Hammonds said her insurance company told her in an online response that “ambulance providers are not offered an in-network contract with a medical plan.” The company added the ambulance company may still bill her for more because they’re not in-network with her plan.
Dr. Elisabeth Rosenthal is the Senior Contributing Editor of KFF Health News which has studied other cases of ground ambulance medical billing disputes. She said Hammonds case is unique, but not uncommon.
“It’s talking in circles to patents, and you know in some ways she’s lucky because ambulance providers are generally out of network and at least her plan has agreed to pay some of the bill. We get a lot of bills where the insurer just says, ‘It’s out of network, you’re on your own,’” Dr. Rosenthal said.
She added that the monetary strain put on patients is often unavoidable.
“When you need an ambulance, you need an ambulance. And that’s the worst time in your life to be a consumer — when you have no choice,” she said.
She also said patients don’t always understand exactly what they’re being charged for following an ambulance ride.
“Not only are they charging for the ride, they’re charging by the mile. They’re charging if they put oxygen probes up your nose. Every little bit of services is charged for. And I just think, if they think of it as a municipal service, we should pay for it with taxpayers’ dollars. Not by grabbing money from poor patients who have no choice,” Dr. Rosenthal said.
The choices are slimmer considering it’s an emergency and a law established to protect consumers doesn’t even apply to an ambulance ride.
In 2022, the No Surprises Act went into effect, capping unexpected emergency bills from out-of-network providers at in-network rates. The law covers air ambulance services, such as helicopter rides to the hospital, but not ground ambulances.
“The big gap with the No Surprises Act was the fact that every state and every community treats those entities in different ways. And so, it’s super complicated to come up with a national solution for ground ambulance surprise billing, but we definitely need to have one,” said Patricia Kelmar, senior director for healthcare campaigns for U.S. PIRG, a nonprofit, nonpartisan research group.
Kelmar is also on the Advisory Committee on Ground Ambulance and Patient Billing, which is made up of consumer advocates, EMS officials and representatives from the ground ambulance industry.
According to U.S. PIRG’s ground ambulance billing research, 13 states have enacted laws to protect patients against out-of-network bills from ambulance companies.
However, even in those states only patients who are insured by a state-regulated health plan are protected.
“We really need a federal solution to make sure that all insured Americans have a chance to be protected from ambulance surprise bills and just pay their normal in-network rates,” Kelmar said.
InvestigateTV reached out to several representatives from various ambulance and EMS associations for an explanation of the costs from a business perspective. None responded or agreed to an interview.
In a May meeting of the advisory committee, representatives affiliated with the industry spoke about their need to keep ambulance companies functioning from a financial standpoint.
The committee has been tasked with streamlining the ground ambulance billing process. Its report with findings and recommendations is required to be completed by November 1, 2023.
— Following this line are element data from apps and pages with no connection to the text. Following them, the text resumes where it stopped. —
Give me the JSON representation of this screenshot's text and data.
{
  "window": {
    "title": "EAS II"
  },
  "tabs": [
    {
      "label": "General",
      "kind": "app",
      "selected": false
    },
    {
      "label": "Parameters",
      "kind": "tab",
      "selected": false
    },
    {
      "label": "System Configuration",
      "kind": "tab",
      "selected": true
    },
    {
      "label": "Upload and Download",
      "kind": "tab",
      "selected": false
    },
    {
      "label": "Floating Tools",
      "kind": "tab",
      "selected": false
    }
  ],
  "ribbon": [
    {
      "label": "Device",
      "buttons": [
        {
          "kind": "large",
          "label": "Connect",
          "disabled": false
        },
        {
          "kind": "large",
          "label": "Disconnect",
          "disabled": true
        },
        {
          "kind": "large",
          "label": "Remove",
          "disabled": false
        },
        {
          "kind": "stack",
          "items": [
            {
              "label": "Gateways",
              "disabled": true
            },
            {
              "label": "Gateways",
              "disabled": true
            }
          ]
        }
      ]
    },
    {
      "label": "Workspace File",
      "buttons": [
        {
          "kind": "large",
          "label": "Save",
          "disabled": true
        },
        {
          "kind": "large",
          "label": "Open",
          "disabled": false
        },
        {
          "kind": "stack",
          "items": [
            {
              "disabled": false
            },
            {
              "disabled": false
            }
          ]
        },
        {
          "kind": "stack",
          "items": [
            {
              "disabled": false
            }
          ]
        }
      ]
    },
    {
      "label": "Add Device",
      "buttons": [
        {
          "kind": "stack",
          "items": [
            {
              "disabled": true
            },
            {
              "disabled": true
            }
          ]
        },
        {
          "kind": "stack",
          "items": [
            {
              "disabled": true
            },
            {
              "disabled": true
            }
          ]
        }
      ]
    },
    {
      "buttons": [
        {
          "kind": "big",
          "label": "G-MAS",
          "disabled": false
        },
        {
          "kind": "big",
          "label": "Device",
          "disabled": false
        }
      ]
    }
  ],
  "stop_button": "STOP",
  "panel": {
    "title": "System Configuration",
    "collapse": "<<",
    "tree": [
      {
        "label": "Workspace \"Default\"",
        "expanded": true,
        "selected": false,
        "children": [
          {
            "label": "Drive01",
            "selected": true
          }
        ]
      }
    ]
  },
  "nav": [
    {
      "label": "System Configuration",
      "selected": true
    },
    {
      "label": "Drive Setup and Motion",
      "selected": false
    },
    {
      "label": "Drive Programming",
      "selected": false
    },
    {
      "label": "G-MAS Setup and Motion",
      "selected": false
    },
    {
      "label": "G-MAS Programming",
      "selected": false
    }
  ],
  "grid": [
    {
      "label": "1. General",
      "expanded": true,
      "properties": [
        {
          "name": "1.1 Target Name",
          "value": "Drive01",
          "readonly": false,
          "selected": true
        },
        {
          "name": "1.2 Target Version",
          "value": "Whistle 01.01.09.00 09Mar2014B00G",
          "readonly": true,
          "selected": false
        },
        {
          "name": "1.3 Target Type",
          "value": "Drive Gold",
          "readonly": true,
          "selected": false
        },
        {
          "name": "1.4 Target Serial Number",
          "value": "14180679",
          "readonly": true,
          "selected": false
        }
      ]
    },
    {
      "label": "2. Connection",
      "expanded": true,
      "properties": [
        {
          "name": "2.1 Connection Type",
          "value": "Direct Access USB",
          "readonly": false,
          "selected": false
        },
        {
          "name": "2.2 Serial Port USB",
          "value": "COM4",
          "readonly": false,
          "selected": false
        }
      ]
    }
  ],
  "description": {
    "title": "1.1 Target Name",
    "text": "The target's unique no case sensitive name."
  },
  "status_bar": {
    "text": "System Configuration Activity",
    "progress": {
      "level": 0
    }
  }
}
InvestigateTV reached out multiple times to the ambulance service that transported Hammonds daughter, as well as her insurance company. Neither responded to requests for comment.
Meanwhile, Hammonds is still working on paying off her daughter’s bill.
“I’m sure it’s not just a problem here. It’s all over and people really need to know what they should be expecting as far as bills,” Hammonds said.
While the ride was out-of-network, Hammonds’ insurance did apply the amount she paid toward her in-network deductible because no ambulance service is considered an in-network provider under her plan.
This story is in partnership with KFF Health News. If you have a medical bill that’s been frustrating, you can submit it to the Bill of the Month project here.
Copyright 2023 Gray Media Group, Inc. All rights reserved.